By the time he led this 1957 date at the age of 22, Chambers was a seasoned recording musician, a sideman with Miles Davis and a bassist respected for his time, harmonic savvy and technique. His understanding of the profundities and subtleties in Davis’ music made him a pivotal figure in the new approaches to jazz that were stirring in Miles’ band in the late 1950s.

This album, however, is notable for the quality of its ’50s mainstream music played by five relatively young masters. Drummer Elvin Jones, at 30, was the old man of the group. Chambers was the youngster. In between were trumpeter Donald Byrd, pianist Tommy Flanagan and tenor saxophonist Clifford Jordan. Benny Golson wrote two of the pieces and, from the sound of things, had an arranging hand in the other four.

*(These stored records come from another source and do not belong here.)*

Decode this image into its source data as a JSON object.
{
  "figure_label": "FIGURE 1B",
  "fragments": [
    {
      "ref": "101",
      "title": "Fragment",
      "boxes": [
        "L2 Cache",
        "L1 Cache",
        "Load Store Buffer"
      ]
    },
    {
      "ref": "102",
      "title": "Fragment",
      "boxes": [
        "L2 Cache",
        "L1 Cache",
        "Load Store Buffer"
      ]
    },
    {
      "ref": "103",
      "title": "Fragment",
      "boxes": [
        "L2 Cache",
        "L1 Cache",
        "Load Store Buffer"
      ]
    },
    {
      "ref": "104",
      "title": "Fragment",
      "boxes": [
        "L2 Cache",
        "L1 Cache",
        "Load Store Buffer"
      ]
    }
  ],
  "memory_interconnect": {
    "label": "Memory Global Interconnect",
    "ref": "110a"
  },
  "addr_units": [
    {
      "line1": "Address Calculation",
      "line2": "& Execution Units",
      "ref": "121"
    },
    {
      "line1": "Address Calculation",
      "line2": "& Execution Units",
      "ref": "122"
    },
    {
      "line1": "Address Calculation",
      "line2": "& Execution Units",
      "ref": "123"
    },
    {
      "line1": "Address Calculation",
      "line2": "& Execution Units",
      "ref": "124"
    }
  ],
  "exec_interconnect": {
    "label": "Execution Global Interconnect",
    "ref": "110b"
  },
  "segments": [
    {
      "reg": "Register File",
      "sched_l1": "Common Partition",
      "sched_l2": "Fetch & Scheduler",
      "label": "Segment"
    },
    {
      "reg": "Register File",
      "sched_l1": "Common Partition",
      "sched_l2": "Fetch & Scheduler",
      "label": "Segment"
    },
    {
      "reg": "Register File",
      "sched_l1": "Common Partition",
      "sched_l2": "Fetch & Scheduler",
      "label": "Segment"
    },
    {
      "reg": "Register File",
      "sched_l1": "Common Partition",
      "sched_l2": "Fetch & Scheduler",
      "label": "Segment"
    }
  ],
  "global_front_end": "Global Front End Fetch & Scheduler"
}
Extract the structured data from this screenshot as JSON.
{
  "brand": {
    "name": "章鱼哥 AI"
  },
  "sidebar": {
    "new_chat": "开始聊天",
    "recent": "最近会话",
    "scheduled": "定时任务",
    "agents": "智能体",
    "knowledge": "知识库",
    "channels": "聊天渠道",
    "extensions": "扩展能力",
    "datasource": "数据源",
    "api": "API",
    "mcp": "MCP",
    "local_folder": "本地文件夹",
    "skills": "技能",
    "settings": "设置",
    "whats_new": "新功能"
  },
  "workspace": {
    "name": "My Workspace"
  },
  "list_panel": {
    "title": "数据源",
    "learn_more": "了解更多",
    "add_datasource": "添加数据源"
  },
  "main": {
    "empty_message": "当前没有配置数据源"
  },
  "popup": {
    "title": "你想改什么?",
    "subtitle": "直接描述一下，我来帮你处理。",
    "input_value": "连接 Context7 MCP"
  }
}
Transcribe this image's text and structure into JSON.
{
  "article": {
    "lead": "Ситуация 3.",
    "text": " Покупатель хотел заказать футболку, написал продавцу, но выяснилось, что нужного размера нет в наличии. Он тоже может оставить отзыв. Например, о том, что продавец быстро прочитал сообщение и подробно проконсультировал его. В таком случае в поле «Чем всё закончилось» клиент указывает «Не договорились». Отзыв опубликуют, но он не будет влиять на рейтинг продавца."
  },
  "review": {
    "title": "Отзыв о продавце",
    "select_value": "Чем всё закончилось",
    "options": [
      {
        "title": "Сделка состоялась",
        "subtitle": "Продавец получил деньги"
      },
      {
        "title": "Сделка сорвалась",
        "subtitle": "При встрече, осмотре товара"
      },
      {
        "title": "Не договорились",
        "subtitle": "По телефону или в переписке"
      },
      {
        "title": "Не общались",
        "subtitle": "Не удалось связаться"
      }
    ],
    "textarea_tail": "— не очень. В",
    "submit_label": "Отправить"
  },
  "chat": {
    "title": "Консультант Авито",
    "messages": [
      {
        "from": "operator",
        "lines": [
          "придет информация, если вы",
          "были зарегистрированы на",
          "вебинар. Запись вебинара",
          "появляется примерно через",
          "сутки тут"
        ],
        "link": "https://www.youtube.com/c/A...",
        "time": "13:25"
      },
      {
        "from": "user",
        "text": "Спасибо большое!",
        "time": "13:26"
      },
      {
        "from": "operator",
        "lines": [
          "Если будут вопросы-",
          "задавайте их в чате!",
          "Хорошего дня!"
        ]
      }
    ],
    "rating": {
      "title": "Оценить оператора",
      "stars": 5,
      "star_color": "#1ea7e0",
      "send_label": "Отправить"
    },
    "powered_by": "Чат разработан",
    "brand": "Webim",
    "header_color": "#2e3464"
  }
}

The purity and woodiness of Chambers’ sound was beautifully captured by Rudy Van Gelder in the straightforward two-track stereo that most engineers since the ’50s have managed to “perfect” to muddiness. Soloing and supporting his colleagues, Chambers is magnificent; in the clarity of his walking lines, you can almost see the harmonic bones of a tune. Young bassists persuaded that speed and agility are first principles might profit from studying this Chambers refresher course in the basics of time and tone. A good starting place is his exposition of the melody of “Softly As In A Morning Sunrise” and the following solo. Next lesson: his magnificent arco work in the ensemble of Golson’s “Four Strings” and his bowed solo. There are many others.

Byrd, Jordan, Flanagan and Jones are excellent throughout. During this period, Byrd was at his career peak of crispness and originality. Although a major league player, Jordan was a rookie and had yet to overcome a tendency to repeat ideas from solo to solo. Flanagan was Flanagan, the epitome of elegance and taste. The pre-Coltrane Elvin was full of controlled urgency.

Bass players and listeners who love superior bass playing should grab this one. It is a reminder of Chambers’ stature among bassists.

-Doug Ramsey

Originally Published